[[ Input for this task open ]]
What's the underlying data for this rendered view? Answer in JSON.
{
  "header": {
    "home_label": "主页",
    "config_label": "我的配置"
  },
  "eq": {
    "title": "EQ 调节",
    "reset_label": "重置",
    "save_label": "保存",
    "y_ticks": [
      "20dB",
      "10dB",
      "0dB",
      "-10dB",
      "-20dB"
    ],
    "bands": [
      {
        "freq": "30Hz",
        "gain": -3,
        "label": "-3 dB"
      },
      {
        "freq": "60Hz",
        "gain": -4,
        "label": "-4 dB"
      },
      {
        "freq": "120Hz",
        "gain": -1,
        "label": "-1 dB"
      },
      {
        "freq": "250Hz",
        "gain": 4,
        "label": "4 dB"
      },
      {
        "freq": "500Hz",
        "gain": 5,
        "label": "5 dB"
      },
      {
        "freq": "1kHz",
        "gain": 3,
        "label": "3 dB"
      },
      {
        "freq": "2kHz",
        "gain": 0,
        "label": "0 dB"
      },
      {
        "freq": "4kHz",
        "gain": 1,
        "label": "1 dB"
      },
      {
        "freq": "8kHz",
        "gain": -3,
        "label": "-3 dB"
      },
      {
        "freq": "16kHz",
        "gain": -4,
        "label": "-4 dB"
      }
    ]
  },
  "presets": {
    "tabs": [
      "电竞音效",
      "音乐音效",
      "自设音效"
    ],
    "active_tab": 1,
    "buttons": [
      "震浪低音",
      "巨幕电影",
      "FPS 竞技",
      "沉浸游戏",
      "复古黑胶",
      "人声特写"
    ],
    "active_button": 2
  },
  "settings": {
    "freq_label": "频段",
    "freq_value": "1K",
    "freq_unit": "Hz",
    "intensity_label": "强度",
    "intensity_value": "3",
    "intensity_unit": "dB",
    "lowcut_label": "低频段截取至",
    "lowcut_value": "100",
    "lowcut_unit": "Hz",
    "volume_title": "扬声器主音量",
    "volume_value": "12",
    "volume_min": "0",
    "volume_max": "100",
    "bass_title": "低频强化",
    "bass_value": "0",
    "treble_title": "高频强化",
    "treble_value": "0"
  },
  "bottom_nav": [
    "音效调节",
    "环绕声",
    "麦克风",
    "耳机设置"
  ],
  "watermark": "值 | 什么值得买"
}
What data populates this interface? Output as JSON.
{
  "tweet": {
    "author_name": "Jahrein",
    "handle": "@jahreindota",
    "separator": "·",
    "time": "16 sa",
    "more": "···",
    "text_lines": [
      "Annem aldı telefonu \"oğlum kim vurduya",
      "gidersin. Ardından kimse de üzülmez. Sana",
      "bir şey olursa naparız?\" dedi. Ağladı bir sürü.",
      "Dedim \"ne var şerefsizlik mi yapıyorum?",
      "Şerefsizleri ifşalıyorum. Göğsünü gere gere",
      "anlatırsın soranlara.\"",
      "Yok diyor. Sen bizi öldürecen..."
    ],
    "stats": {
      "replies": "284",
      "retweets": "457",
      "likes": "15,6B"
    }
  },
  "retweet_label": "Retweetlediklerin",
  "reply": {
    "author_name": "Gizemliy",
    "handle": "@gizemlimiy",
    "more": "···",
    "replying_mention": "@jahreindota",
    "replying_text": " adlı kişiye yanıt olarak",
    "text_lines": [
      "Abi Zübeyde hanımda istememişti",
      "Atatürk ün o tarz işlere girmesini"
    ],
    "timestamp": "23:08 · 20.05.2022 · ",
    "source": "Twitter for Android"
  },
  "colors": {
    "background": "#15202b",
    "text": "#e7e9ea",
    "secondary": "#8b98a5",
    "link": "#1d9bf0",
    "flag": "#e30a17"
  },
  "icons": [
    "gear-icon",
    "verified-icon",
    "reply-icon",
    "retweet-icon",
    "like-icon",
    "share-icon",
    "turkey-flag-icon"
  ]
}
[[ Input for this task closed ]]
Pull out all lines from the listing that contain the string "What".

What's the underlying data for this rendered view? Answer in JSON.
What data populates this interface? Output as JSON.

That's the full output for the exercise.